**GOAL OF THE EXERCISE:**
In the entries below, tally the lines that contain the string "color", then state that number alone.

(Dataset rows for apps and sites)
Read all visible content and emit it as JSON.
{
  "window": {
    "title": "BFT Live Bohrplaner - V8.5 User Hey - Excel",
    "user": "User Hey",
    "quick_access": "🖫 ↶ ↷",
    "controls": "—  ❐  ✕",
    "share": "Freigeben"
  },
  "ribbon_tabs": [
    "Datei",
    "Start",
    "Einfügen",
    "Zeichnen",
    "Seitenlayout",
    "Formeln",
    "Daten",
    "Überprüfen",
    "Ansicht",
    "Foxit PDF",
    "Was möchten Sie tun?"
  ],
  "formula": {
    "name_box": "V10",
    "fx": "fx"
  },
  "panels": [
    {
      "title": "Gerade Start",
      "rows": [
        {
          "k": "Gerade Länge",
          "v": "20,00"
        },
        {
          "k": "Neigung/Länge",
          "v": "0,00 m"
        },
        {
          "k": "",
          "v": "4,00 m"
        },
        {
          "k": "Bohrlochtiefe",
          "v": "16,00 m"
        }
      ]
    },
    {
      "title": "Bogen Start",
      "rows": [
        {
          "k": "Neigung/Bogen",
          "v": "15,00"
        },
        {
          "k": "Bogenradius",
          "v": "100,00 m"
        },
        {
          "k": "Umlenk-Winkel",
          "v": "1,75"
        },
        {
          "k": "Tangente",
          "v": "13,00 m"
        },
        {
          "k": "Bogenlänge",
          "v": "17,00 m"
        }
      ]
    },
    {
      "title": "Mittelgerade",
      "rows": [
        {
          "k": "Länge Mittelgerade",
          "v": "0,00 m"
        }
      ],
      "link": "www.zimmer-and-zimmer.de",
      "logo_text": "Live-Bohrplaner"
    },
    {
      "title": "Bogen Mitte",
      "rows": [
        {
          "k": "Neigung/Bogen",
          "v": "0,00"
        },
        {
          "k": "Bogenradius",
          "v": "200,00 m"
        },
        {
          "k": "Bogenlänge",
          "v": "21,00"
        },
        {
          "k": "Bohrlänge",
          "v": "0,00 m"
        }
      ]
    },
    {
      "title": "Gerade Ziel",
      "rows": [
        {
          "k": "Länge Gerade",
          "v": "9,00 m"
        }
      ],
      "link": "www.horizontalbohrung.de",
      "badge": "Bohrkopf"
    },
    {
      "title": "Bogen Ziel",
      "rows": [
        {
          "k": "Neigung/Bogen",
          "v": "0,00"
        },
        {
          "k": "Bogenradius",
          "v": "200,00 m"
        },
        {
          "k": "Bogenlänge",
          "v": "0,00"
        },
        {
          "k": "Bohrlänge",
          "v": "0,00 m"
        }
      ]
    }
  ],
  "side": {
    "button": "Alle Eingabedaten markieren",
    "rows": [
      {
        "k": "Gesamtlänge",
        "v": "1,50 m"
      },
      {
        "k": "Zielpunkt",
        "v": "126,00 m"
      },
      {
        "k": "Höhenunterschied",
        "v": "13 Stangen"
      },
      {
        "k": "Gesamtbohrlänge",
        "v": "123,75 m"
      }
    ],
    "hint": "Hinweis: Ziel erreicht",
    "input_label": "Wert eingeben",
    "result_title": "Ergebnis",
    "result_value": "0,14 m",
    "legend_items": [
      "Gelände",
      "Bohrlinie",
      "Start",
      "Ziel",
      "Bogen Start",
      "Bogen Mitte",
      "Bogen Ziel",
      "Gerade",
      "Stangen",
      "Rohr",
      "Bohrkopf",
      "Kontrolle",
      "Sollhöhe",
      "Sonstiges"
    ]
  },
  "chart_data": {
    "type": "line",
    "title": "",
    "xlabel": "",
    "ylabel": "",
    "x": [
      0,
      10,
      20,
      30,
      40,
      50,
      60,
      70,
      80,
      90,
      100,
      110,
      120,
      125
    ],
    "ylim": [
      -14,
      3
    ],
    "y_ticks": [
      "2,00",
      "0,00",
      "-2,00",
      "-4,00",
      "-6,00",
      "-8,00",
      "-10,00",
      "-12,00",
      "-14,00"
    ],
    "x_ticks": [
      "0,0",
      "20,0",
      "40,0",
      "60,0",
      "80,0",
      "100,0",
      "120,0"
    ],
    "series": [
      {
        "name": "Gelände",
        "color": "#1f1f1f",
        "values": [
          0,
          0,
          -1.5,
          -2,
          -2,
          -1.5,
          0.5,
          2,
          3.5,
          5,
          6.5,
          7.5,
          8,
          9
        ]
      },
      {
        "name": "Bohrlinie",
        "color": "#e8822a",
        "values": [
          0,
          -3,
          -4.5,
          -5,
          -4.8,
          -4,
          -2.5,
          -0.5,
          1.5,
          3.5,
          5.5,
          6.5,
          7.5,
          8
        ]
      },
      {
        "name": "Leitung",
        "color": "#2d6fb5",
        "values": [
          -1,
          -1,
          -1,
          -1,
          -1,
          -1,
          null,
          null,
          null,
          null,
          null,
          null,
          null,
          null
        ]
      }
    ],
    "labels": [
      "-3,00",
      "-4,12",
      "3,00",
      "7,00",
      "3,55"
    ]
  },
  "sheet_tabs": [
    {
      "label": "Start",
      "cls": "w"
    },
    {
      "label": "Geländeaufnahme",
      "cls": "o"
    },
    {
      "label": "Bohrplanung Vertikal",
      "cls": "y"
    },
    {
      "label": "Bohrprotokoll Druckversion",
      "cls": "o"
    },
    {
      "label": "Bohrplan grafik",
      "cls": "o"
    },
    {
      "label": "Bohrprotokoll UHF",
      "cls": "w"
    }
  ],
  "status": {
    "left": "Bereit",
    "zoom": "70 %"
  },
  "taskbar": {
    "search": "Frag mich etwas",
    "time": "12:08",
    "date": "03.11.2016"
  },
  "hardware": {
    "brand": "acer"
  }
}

**SOLUTION:**
3